[Web page and app entries]
____________

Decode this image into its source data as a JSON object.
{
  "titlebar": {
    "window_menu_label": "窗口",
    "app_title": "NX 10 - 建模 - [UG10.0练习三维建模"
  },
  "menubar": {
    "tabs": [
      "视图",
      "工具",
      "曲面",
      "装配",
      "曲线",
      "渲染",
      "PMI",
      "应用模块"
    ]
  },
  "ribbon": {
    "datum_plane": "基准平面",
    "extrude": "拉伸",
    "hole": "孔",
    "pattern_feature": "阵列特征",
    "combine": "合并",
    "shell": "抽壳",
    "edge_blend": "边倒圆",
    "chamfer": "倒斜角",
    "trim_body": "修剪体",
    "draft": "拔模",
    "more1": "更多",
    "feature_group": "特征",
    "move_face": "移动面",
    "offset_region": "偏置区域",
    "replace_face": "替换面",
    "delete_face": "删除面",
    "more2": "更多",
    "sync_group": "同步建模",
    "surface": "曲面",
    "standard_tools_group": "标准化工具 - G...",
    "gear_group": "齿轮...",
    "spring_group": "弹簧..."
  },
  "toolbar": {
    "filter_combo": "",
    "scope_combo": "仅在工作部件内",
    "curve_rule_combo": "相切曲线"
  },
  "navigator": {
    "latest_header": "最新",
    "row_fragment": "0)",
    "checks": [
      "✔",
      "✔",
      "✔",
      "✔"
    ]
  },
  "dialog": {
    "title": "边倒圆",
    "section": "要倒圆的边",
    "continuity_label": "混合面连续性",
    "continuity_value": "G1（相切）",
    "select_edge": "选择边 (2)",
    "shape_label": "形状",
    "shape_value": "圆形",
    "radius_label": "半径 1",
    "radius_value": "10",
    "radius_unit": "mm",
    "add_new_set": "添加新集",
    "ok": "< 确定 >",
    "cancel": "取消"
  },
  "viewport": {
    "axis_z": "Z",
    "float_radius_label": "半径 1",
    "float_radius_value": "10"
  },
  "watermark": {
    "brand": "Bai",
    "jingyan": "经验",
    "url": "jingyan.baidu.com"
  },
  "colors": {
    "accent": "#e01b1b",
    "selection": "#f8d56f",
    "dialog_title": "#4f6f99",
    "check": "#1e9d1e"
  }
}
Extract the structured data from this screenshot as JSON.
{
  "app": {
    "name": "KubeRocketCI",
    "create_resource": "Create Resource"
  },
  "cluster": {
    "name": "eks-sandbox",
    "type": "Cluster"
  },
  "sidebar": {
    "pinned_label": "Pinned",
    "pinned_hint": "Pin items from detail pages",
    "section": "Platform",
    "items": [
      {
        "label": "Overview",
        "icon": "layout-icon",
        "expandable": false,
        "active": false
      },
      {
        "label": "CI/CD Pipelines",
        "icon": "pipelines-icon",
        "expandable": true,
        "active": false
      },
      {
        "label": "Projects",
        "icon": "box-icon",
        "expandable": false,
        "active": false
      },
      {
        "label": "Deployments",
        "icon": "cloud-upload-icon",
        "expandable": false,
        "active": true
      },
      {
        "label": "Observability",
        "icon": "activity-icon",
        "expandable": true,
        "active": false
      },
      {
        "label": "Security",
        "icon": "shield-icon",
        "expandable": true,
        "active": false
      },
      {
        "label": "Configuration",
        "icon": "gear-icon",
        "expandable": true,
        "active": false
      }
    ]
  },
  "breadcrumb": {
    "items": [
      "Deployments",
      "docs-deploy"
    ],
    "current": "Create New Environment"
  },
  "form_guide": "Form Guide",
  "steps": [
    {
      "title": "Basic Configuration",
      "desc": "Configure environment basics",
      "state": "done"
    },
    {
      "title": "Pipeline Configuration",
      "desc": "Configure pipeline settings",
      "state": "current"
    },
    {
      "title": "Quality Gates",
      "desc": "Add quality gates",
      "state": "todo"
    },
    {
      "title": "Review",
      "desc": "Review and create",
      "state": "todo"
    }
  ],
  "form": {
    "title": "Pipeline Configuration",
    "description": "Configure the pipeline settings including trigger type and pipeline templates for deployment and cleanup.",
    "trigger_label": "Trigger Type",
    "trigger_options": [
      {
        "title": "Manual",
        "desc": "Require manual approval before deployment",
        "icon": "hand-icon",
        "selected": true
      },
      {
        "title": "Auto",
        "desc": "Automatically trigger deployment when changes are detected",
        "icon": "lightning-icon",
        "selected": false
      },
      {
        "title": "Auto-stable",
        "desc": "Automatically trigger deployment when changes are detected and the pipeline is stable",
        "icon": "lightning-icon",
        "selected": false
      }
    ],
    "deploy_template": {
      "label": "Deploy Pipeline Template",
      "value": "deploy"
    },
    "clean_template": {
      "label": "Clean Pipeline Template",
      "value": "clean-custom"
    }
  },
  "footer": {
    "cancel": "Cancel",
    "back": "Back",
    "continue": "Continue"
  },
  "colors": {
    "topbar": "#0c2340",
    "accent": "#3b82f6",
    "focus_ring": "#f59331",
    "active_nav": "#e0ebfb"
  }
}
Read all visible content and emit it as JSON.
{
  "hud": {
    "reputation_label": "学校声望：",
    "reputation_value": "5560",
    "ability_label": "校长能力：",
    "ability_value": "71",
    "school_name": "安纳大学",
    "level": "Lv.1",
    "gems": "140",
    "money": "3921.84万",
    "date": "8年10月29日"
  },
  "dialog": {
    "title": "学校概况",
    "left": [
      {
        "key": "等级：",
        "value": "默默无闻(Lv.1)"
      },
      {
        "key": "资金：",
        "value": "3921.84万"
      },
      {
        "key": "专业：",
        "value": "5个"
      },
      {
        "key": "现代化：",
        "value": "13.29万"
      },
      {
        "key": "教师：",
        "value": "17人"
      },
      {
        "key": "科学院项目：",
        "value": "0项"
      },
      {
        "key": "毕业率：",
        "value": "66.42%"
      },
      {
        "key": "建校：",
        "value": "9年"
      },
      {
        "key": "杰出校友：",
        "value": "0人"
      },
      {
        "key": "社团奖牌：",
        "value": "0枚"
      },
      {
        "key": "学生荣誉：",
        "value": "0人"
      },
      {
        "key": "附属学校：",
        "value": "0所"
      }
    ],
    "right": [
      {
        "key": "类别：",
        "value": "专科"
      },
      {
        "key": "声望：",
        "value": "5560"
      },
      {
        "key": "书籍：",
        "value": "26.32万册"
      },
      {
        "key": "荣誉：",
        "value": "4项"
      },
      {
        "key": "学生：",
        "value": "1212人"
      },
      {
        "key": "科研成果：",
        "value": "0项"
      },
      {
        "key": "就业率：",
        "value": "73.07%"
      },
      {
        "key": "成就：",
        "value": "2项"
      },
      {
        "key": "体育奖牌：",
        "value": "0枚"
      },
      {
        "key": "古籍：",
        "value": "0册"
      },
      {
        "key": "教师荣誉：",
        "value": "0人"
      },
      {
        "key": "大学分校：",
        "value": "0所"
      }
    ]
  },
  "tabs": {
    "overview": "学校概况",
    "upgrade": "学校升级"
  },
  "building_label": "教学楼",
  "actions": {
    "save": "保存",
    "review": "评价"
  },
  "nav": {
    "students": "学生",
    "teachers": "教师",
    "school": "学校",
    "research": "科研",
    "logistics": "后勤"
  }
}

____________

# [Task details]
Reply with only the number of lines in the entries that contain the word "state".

# [Solution to the exercise]
4